Avoid: Leaving silos of customer data that cannot be used in real-time to personalise the customer experience.

7. Operationalise your first-party data

Once you have a centralised customer profile, implement personalisation technology that can ingest your available data and activate it by orchestrating – in real-time — the next best content, offer or experience to achieve your business goals.

Singapore-based telco M1, implemented a new website and content management system, combined that website data together with information from 20 other sources, and built a foundation from which it can offer hyper-personalised recommendations.

“There are more than six million unique combinations of services people can take,” says Chief Digital Officer Nathan Bell. “All of those things combined means every man, woman and child in Singapore would be able to have their own unique plan if they so desired.”

Consider: Contextualising your data to ensure your offers are relevant without being over the top.

Avoid: Overlooking essential customer data. For example, not considering whether your customer has a complaint in progress will punch holes in your customer experience.

8. Democratise data use and access in your organisation

The more you can put up-to-date, relevant data in the hands of staff across your organisation, the better. A specialist data team linked to marketing can help disseminate best practice, but direct access to dashboards and configurable search queries will mean a more dynamic customer experience.

Educate your staff in the empathetic use of data, data protection principles and privacy compliance to avoid data breaches that result from internal actions.

Consider: Empowering your team to make decisions or conduct experiments based on data. Digital content teams at WooliesX review analytics daily and make decisions about creating content to get offers to customers as quickly as possible.

Avoid: Putting all your effort into personalisation without a corresponding investment in privacy.

Considerations of privacy and personalisation must be in equilibrium to create consumer trust.

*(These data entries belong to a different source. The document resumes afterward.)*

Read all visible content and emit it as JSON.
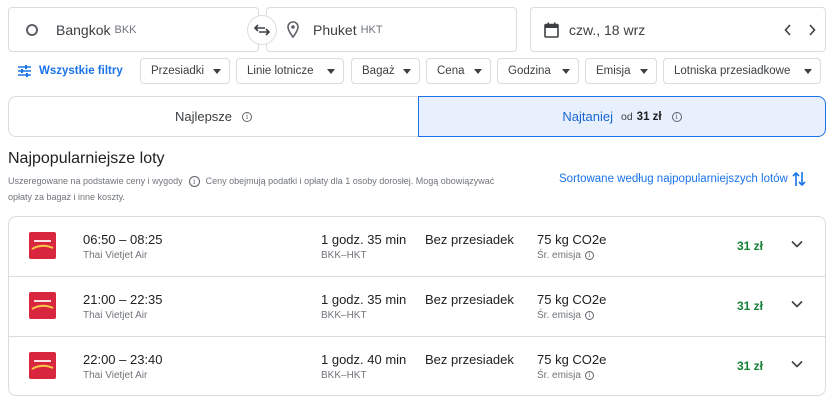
{
  "search": {
    "origin": {
      "city": "Bangkok",
      "code": "BKK"
    },
    "destination": {
      "city": "Phuket",
      "code": "HKT"
    },
    "date": "czw., 18 wrz"
  },
  "filters": {
    "all_filters_label": "Wszystkie filtry",
    "chips": [
      "Przesiadki",
      "Linie lotnicze",
      "Bagaż",
      "Cena",
      "Godzina",
      "Emisja",
      "Lotniska przesiadkowe"
    ]
  },
  "tabs": {
    "best": {
      "label": "Najlepsze"
    },
    "cheapest": {
      "label": "Najtaniej",
      "prefix": "od",
      "price": "31 zł"
    }
  },
  "section": {
    "title": "Najpopularniejsze loty",
    "desc_part1": "Uszeregowane na podstawie ceny i wygody",
    "desc_part2": "Ceny obejmują podatki i opłaty dla 1 osoby dorosłej. Mogą obowiązywać opłaty za bagaż i inne koszty.",
    "sort_label": "Sortowane według najpopularniejszych lotów"
  },
  "flights": [
    {
      "time": "06:50 – 08:25",
      "airline": "Thai Vietjet Air",
      "duration": "1 godz. 35 min",
      "route": "BKK–HKT",
      "stops": "Bez przesiadek",
      "co2": "75 kg CO2e",
      "emission": "Śr. emisja",
      "price": "31 zł"
    },
    {
      "time": "21:00 – 22:35",
      "airline": "Thai Vietjet Air",
      "duration": "1 godz. 35 min",
      "route": "BKK–HKT",
      "stops": "Bez przesiadek",
      "co2": "75 kg CO2e",
      "emission": "Śr. emisja",
      "price": "31 zł"
    },
    {
      "time": "22:00 – 23:40",
      "airline": "Thai Vietjet Air",
      "duration": "1 godz. 40 min",
      "route": "BKK–HKT",
      "stops": "Bez przesiadek",
      "co2": "75 kg CO2e",
      "emission": "Śr. emisja",
      "price": "31 zł"
    }
  ],
  "colors": {
    "accent": "#1a73e8",
    "price_green": "#188038",
    "selected_tab_bg": "#e8f0fe",
    "airline_logo": "#d7263d"
  },
  "icons": {
    "swap": "swap-arrows-icon",
    "destination": "location-pin-icon",
    "calendar": "calendar-icon",
    "filters": "tune-icon",
    "info": "info-icon",
    "sort": "sort-arrows-icon",
    "expand": "chevron-down-icon"
  }
}
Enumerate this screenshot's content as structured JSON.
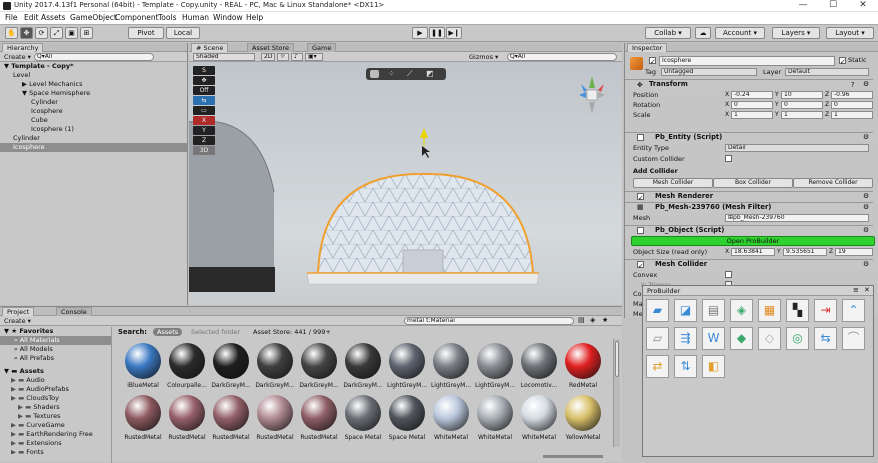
{
  "window": {
    "title": "Unity 2017.4.13f1 Personal (64bit) - Template - Copy.unity - REAL - PC, Mac & Linux Standalone* <DX11>",
    "min": "—",
    "max": "☐",
    "close": "✕"
  },
  "menu": [
    "File",
    "Edit",
    "Assets",
    "GameObject",
    "Component",
    "Tools",
    "Human",
    "Window",
    "Help"
  ],
  "toolbar": {
    "pivot": "Pivot",
    "local": "Local",
    "collab": "Collab ▾",
    "account": "Account ▾",
    "layers": "Layers ▾",
    "layout": "Layout ▾"
  },
  "hierarchy": {
    "tab": "Hierarchy",
    "create": "Create ▾",
    "search": "Q▾All",
    "items": [
      {
        "label": "▼ Template - Copy*",
        "indent": 0,
        "bold": true,
        "sel": false
      },
      {
        "label": "Level",
        "indent": 1,
        "bold": false,
        "sel": false
      },
      {
        "label": "▶ Level Mechanics",
        "indent": 2,
        "bold": false,
        "sel": false
      },
      {
        "label": "▼ Space Hemisphere",
        "indent": 2,
        "bold": false,
        "sel": false
      },
      {
        "label": "Cylinder",
        "indent": 3,
        "bold": false,
        "sel": false
      },
      {
        "label": "Icosphere",
        "indent": 3,
        "bold": false,
        "sel": false
      },
      {
        "label": "Cube",
        "indent": 3,
        "bold": false,
        "sel": false
      },
      {
        "label": "Icosphere (1)",
        "indent": 3,
        "bold": false,
        "sel": false
      },
      {
        "label": "Cylinder",
        "indent": 1,
        "bold": false,
        "sel": false
      },
      {
        "label": "Icosphere",
        "indent": 1,
        "bold": false,
        "sel": true
      }
    ]
  },
  "scene": {
    "tabs": [
      "# Scene",
      "Asset Store",
      "Game"
    ],
    "shading": "Shaded",
    "mode2d": "2D",
    "gizmos": "Gizmos ▾",
    "search": "Q▾All",
    "tools": [
      "S",
      "✥",
      "Off",
      "⇆",
      "▭",
      "X",
      "Y",
      "Z",
      "3D"
    ]
  },
  "inspector": {
    "tab": "Inspector",
    "name": "Icosphere",
    "static": "Static",
    "tag_label": "Tag",
    "tag": "Untagged",
    "layer_label": "Layer",
    "layer": "Default",
    "transform": {
      "title": "Transform",
      "rows": [
        {
          "label": "Position",
          "x": "-0.24",
          "y": "10",
          "z": "-0.96"
        },
        {
          "label": "Rotation",
          "x": "0",
          "y": "0",
          "z": "0"
        },
        {
          "label": "Scale",
          "x": "1",
          "y": "1",
          "z": "1"
        }
      ]
    },
    "pb_entity": {
      "title": "Pb_Entity (Script)",
      "entity_type_label": "Entity Type",
      "entity_type": "Detail",
      "custom_collider": "Custom Collider",
      "add_collider": "Add Collider",
      "buttons": [
        "Mesh Collider",
        "Box Collider",
        "Remove Collider"
      ]
    },
    "mesh_renderer": "Mesh Renderer",
    "mesh_filter": {
      "title": "Pb_Mesh-239760 (Mesh Filter)",
      "mesh_label": "Mesh",
      "mesh": "⊞pb_Mesh-239760"
    },
    "pb_object": {
      "title": "Pb_Object (Script)",
      "open": "Open ProBuilder",
      "size_label": "Object Size (read only)",
      "x": "18.63841",
      "y": "9.535651",
      "z": "19"
    },
    "mesh_collider": {
      "title": "Mesh Collider",
      "convex": "Convex",
      "is_trigger": "Is Trigger",
      "c": "Co",
      "ma": "Ma",
      "me": "Me"
    }
  },
  "project": {
    "tabs": [
      "Project",
      "Console"
    ],
    "create": "Create ▾",
    "favorites_title": "Favorites",
    "favorites": [
      "All Materials",
      "All Models",
      "All Prefabs"
    ],
    "assets_title": "Assets",
    "assets": [
      "Audio",
      "AudioPrefabs",
      "CloudsToy",
      "Shaders",
      "Textures",
      "CurveGame",
      "EarthRendering Free",
      "Extensions",
      "Fonts"
    ],
    "search": "metal t:Material",
    "search_label": "Search:",
    "scope_assets": "Assets",
    "scope_selected": "Selected folder",
    "asset_store": "Asset Store: 441 / 999+",
    "row1": [
      {
        "n": "iBlueMetal",
        "c": "#3b78c2"
      },
      {
        "n": "Colourpalle...",
        "c": "#2b2b2b"
      },
      {
        "n": "DarkGreyM...",
        "c": "#1e1e1e"
      },
      {
        "n": "DarkGreyM...",
        "c": "#3f3f3f"
      },
      {
        "n": "DarkGreyM...",
        "c": "#454545"
      },
      {
        "n": "DarkGreyM...",
        "c": "#393939"
      },
      {
        "n": "LightGreyM...",
        "c": "#5e6470"
      },
      {
        "n": "LightGreyM...",
        "c": "#7a7f85"
      },
      {
        "n": "LightGreyM...",
        "c": "#8a8e94"
      },
      {
        "n": "Locomotiv...",
        "c": "#6e7378"
      },
      {
        "n": "RedMetal",
        "c": "#e02020"
      }
    ],
    "row2": [
      {
        "n": "RustedMetal",
        "c": "#8d5a5f"
      },
      {
        "n": "RustedMetal",
        "c": "#97606a"
      },
      {
        "n": "RustedMetal",
        "c": "#936068"
      },
      {
        "n": "RustedMetal",
        "c": "#b08a92"
      },
      {
        "n": "RustedMetal",
        "c": "#8f5f66"
      },
      {
        "n": "Space Metal",
        "c": "#6a6f75"
      },
      {
        "n": "Space Metal",
        "c": "#50555c"
      },
      {
        "n": "WhiteMetal",
        "c": "#b9c7dc"
      },
      {
        "n": "WhiteMetal",
        "c": "#a8aeb5"
      },
      {
        "n": "WhiteMetal",
        "c": "#d4dbe2"
      },
      {
        "n": "YellowMetal",
        "c": "#d8c06a"
      }
    ]
  },
  "probuilder": {
    "title": "ProBuilder",
    "close": "✕"
  }
}
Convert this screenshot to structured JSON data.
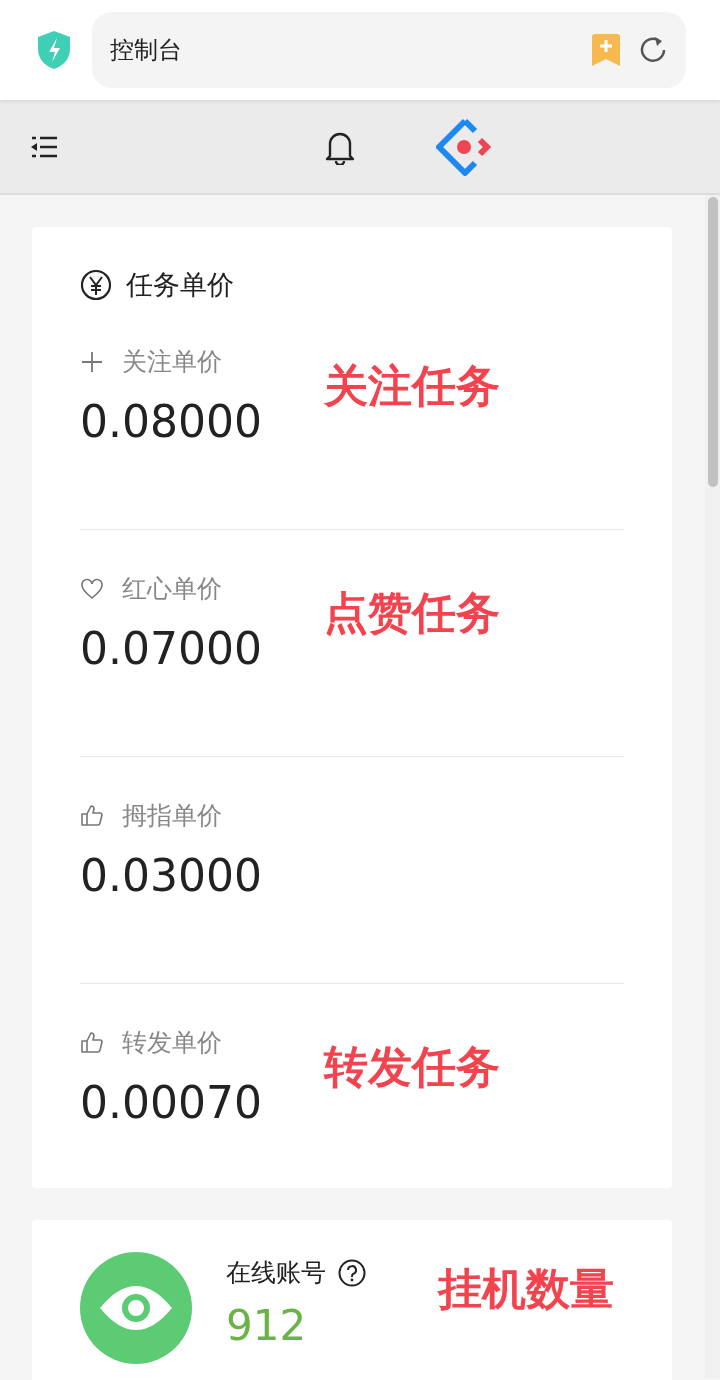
{
  "browser": {
    "address": "控制台"
  },
  "price_card": {
    "title": "任务单价",
    "items": [
      {
        "kind": "plus",
        "label": "关注单价",
        "value": "0.08000",
        "annotation": "关注任务"
      },
      {
        "kind": "heart",
        "label": "红心单价",
        "value": "0.07000",
        "annotation": "点赞任务"
      },
      {
        "kind": "thumb",
        "label": "拇指单价",
        "value": "0.03000"
      },
      {
        "kind": "thumb",
        "label": "转发单价",
        "value": "0.00070",
        "annotation": "转发任务"
      }
    ]
  },
  "online_card": {
    "label": "在线账号",
    "value": "912",
    "annotation": "挂机数量"
  }
}
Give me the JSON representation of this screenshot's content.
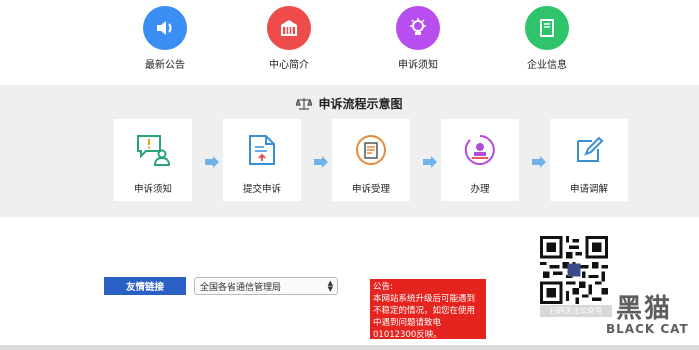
{
  "nav": {
    "items": [
      {
        "label": "最新公告",
        "icon": "speaker-icon",
        "color": "#3b8ef3"
      },
      {
        "label": "中心简介",
        "icon": "building-icon",
        "color": "#ee4b4b"
      },
      {
        "label": "申诉须知",
        "icon": "lightbulb-icon",
        "color": "#b94ef0"
      },
      {
        "label": "企业信息",
        "icon": "book-icon",
        "color": "#2fc46a"
      }
    ]
  },
  "process": {
    "title": "申诉流程示意图",
    "steps": [
      {
        "label": "申诉须知",
        "icon": "chat-person-icon"
      },
      {
        "label": "提交申诉",
        "icon": "document-upload-icon"
      },
      {
        "label": "申诉受理",
        "icon": "clipboard-icon"
      },
      {
        "label": "办理",
        "icon": "stamp-icon"
      },
      {
        "label": "申请调解",
        "icon": "edit-icon"
      }
    ]
  },
  "links": {
    "button_label": "友情链接",
    "selected": "全国各省通信管理局"
  },
  "notice": {
    "title": "公告:",
    "body": "本网站系统升级后可能遇到不稳定的情况，如您在使用中遇到问题请致电01012300反映。"
  },
  "qr": {
    "caption": "扫码关注公众号"
  },
  "watermark": {
    "cn": "黑猫",
    "en": "BLACK CAT"
  },
  "colors": {
    "band": "#efefef",
    "button": "#2a5fc4",
    "notice": "#e52420",
    "arrow": "#6fb3ec"
  }
}
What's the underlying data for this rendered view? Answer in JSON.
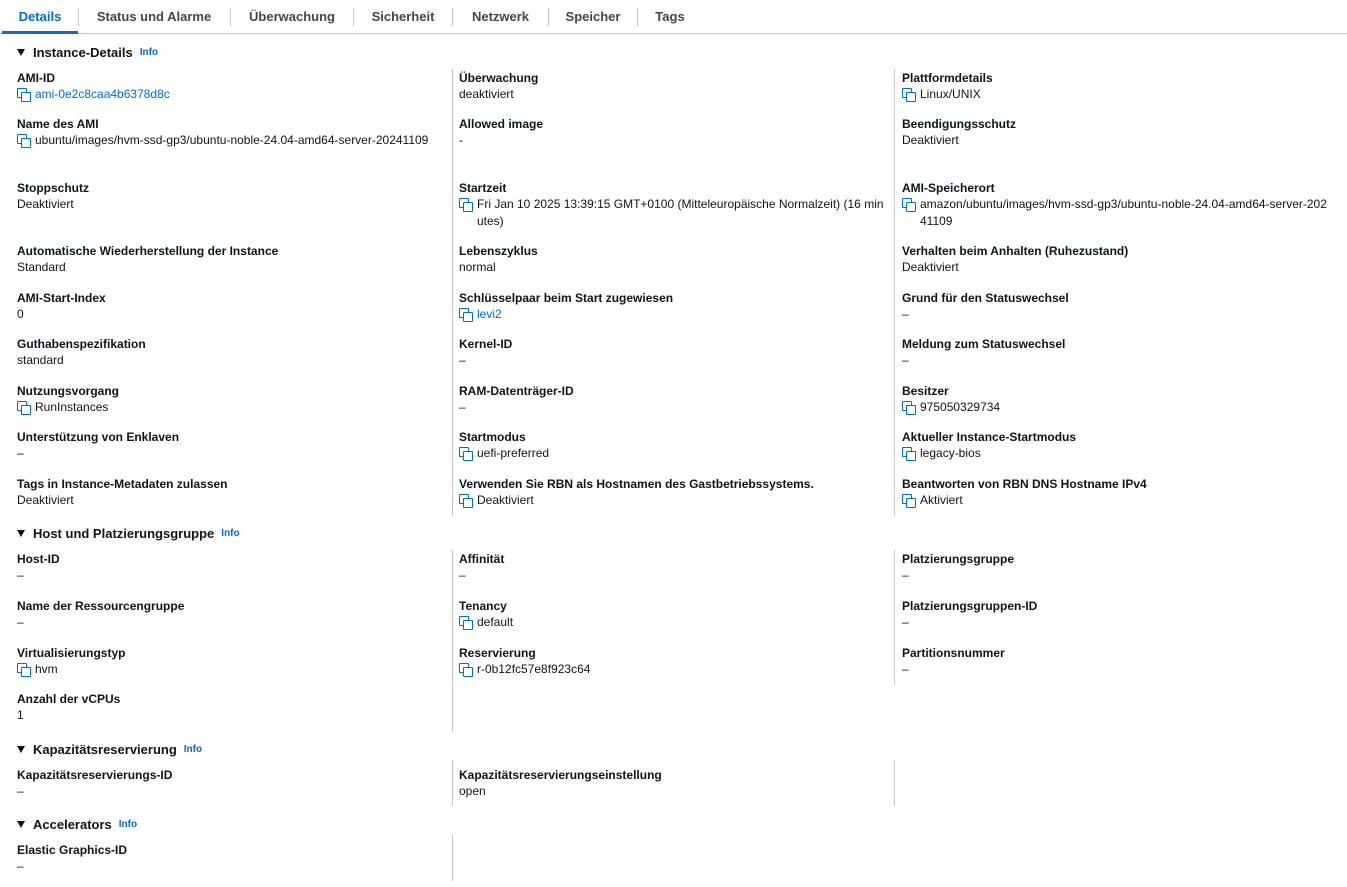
{
  "tabs": [
    "Details",
    "Status und Alarme",
    "Überwachung",
    "Sicherheit",
    "Netzwerk",
    "Speicher",
    "Tags"
  ],
  "info_label": "Info",
  "sections": {
    "instance": {
      "title": "Instance-Details",
      "col1": [
        {
          "label": "AMI-ID",
          "value": "ami-0e2c8caa4b6378d8c",
          "copy": true,
          "link": true
        },
        {
          "label": "Name des AMI",
          "value": "ubuntu/images/hvm-ssd-gp3/ubuntu-noble-24.04-amd64-server-20241109",
          "copy": true
        },
        {
          "label": "Stoppschutz",
          "value": "Deaktiviert"
        },
        {
          "label": "Automatische Wiederherstellung der Instance",
          "value": "Standard"
        },
        {
          "label": "AMI-Start-Index",
          "value": "0"
        },
        {
          "label": "Guthabenspezifikation",
          "value": "standard"
        },
        {
          "label": "Nutzungsvorgang",
          "value": "RunInstances",
          "copy": true
        },
        {
          "label": "Unterstützung von Enklaven",
          "value": "–"
        },
        {
          "label": "Tags in Instance-Metadaten zulassen",
          "value": "Deaktiviert"
        }
      ],
      "col2": [
        {
          "label": "Überwachung",
          "value": "deaktiviert"
        },
        {
          "label": "Allowed image",
          "value": "-"
        },
        {
          "label": "Startzeit",
          "value": "Fri Jan 10 2025 13:39:15 GMT+0100 (Mitteleuropäische Normalzeit) (16 minutes)",
          "copy": true
        },
        {
          "label": "Lebenszyklus",
          "value": "normal"
        },
        {
          "label": "Schlüsselpaar beim Start zugewiesen",
          "value": "levi2",
          "copy": true,
          "link": true
        },
        {
          "label": "Kernel-ID",
          "value": "–"
        },
        {
          "label": "RAM-Datenträger-ID",
          "value": "–"
        },
        {
          "label": "Startmodus",
          "value": "uefi-preferred",
          "copy": true
        },
        {
          "label": "Verwenden Sie RBN als Hostnamen des Gastbetriebssystems.",
          "value": "Deaktiviert",
          "copy": true
        }
      ],
      "col3": [
        {
          "label": "Plattformdetails",
          "value": "Linux/UNIX",
          "copy": true
        },
        {
          "label": "Beendigungsschutz",
          "value": "Deaktiviert"
        },
        {
          "label": "AMI-Speicherort",
          "value": "amazon/ubuntu/images/hvm-ssd-gp3/ubuntu-noble-24.04-amd64-server-20241109",
          "copy": true
        },
        {
          "label": "Verhalten beim Anhalten (Ruhezustand)",
          "value": "Deaktiviert"
        },
        {
          "label": "Grund für den Statuswechsel",
          "value": "–"
        },
        {
          "label": "Meldung zum Statuswechsel",
          "value": "–"
        },
        {
          "label": "Besitzer",
          "value": "975050329734",
          "copy": true
        },
        {
          "label": "Aktueller Instance-Startmodus",
          "value": "legacy-bios",
          "copy": true
        },
        {
          "label": "Beantworten von RBN DNS Hostname IPv4",
          "value": "Aktiviert",
          "copy": true
        }
      ]
    },
    "host": {
      "title": "Host und Platzierungsgruppe",
      "col1": [
        {
          "label": "Host-ID",
          "value": "–"
        },
        {
          "label": "Name der Ressourcengruppe",
          "value": "–"
        },
        {
          "label": "Virtualisierungstyp",
          "value": "hvm",
          "copy": true
        },
        {
          "label": "Anzahl der vCPUs",
          "value": "1"
        }
      ],
      "col2": [
        {
          "label": "Affinität",
          "value": "–"
        },
        {
          "label": "Tenancy",
          "value": "default",
          "copy": true
        },
        {
          "label": "Reservierung",
          "value": "r-0b12fc57e8f923c64",
          "copy": true
        }
      ],
      "col3": [
        {
          "label": "Platzierungsgruppe",
          "value": "–"
        },
        {
          "label": "Platzierungsgruppen-ID",
          "value": "–"
        },
        {
          "label": "Partitionsnummer",
          "value": "–"
        }
      ]
    },
    "capacity": {
      "title": "Kapazitätsreservierung",
      "col1": [
        {
          "label": "Kapazitätsreservierungs-ID",
          "value": "–"
        }
      ],
      "col2": [
        {
          "label": "Kapazitätsreservierungseinstellung",
          "value": "open"
        }
      ]
    },
    "accelerators": {
      "title": "Accelerators",
      "col1": [
        {
          "label": "Elastic Graphics-ID",
          "value": "–"
        }
      ]
    }
  }
}
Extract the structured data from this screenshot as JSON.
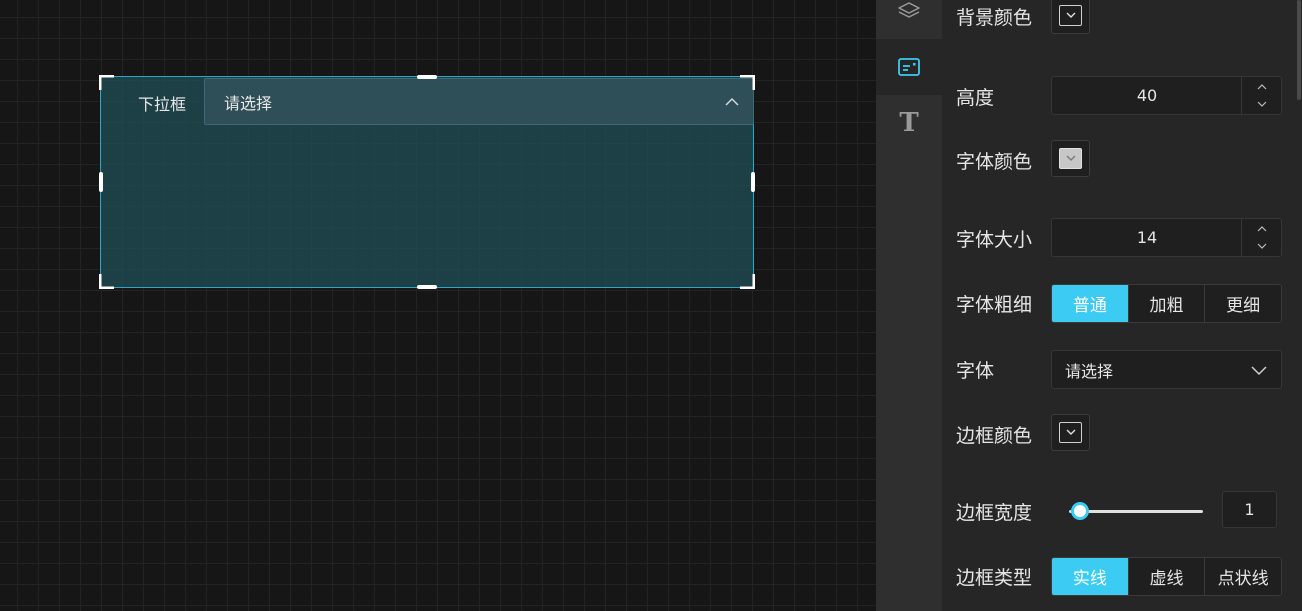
{
  "canvas": {
    "widget": {
      "label": "下拉框",
      "placeholder": "请选择"
    }
  },
  "toolstrip": {
    "tools": [
      {
        "icon": "layers-icon"
      },
      {
        "icon": "component-card-icon"
      },
      {
        "icon": "text-icon",
        "glyph": "T"
      }
    ],
    "active_index": 1
  },
  "panel": {
    "background_color": {
      "label": "背景颜色"
    },
    "height": {
      "label": "高度",
      "value": "40"
    },
    "font_color": {
      "label": "字体颜色"
    },
    "font_size": {
      "label": "字体大小",
      "value": "14"
    },
    "font_weight": {
      "label": "字体粗细",
      "options": [
        "普通",
        "加粗",
        "更细"
      ],
      "selected": 0
    },
    "font_family": {
      "label": "字体",
      "placeholder": "请选择"
    },
    "border_color": {
      "label": "边框颜色"
    },
    "border_width": {
      "label": "边框宽度",
      "value": "1",
      "slider_fraction": 0.0
    },
    "border_type": {
      "label": "边框类型",
      "options": [
        "实线",
        "虚线",
        "点状线"
      ],
      "selected": 0
    }
  },
  "colors": {
    "accent": "#3ccbf3",
    "widget_border": "#2ea6c4",
    "panel_bg": "#262626",
    "canvas_bg": "#161616"
  }
}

As the cookieless era fast approaches, a holistic first-party data and personalisation strategy is essential to being able to offer a unique customer experience. Just as essential is the investment in privacy that creates the customer trust that will help you build the data foundation for that experience.